In the morning we realized that the old bicycle computer still works so we returned the new one. Unfortunately we didn’t try out the new mattress so we only noticed it in the evening, 35 km further that it was defective… We spent the whole day in an enormous city, Chandigar where naturally nothing was in the same place as marked on the map. There India proved again that it’s the best at turning simple things very complicated. We succeeded getting cash only from one bank’s ATMs and from those we could only get ten thousand rupees, twice a month, so we tried to exchange dollars. Banks turned us down, but after hours of searching we found some kind of office that had exchange service among others. The transaction that normally takes half a minute went painfully slowly even though three people were supporting the printer. In the afternoon, at last we turned to a relatively quiet road. Still every car was blowing its horn but at least there were less of them. We even found a perfect camping spot. The next day I stayed there while Adam cycled back to Decathlon to return the mattress. He got back the money but wasn’t happy for the extra 70 km-s and that he still has to sleep on the ground when we camp.

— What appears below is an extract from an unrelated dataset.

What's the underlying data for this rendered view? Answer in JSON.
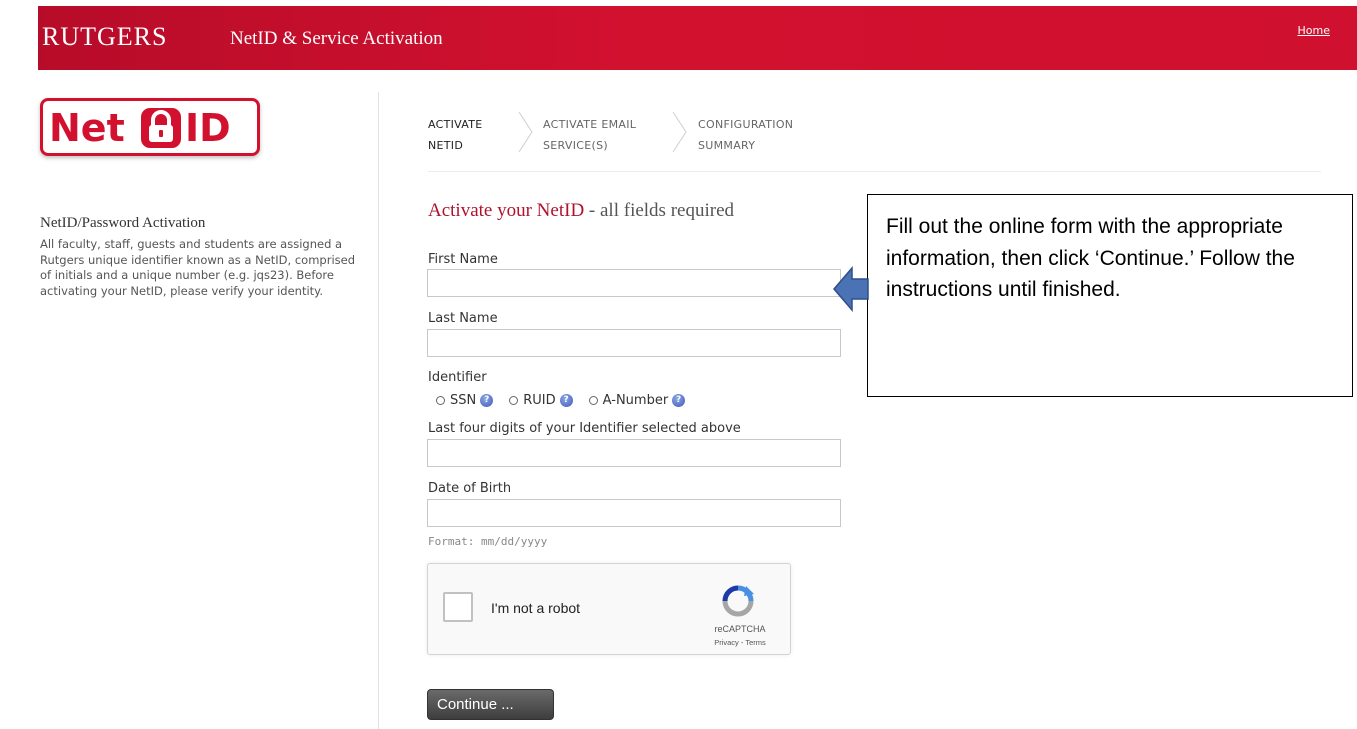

From there we started to go upwards, on roads with moderate traffic. There was still much trash everywhere. Once I asked a shopkeeper where can I throw my empty bottle and he suggested that I throw it on the ground. It’s completely natural in India. Accommodation got cheaper and more simple. We payed 600 rupees on average for the superficially cleaned rooms with attached bathroom, fan and TV. Sometimes we could watch English TV channels, but more often we learnt about the culture from the Indian programs. The bathrooms usually had western toilets, sometimes with a seat that also makes squatting possible. Shower head is less frequent. You rather have to fill a big bucket and pour the water on yourself with a smaller bucket. We liked this because we could easily wash our clothes in the big buckets. A stool is also part of the Indian bathroom set, you can sit down while you wash yourself.
Then we finally got from Punjab to India’s most beautiful part, Himachal Pradesh! Suddenly everything turned green and monkeys walked next to the road…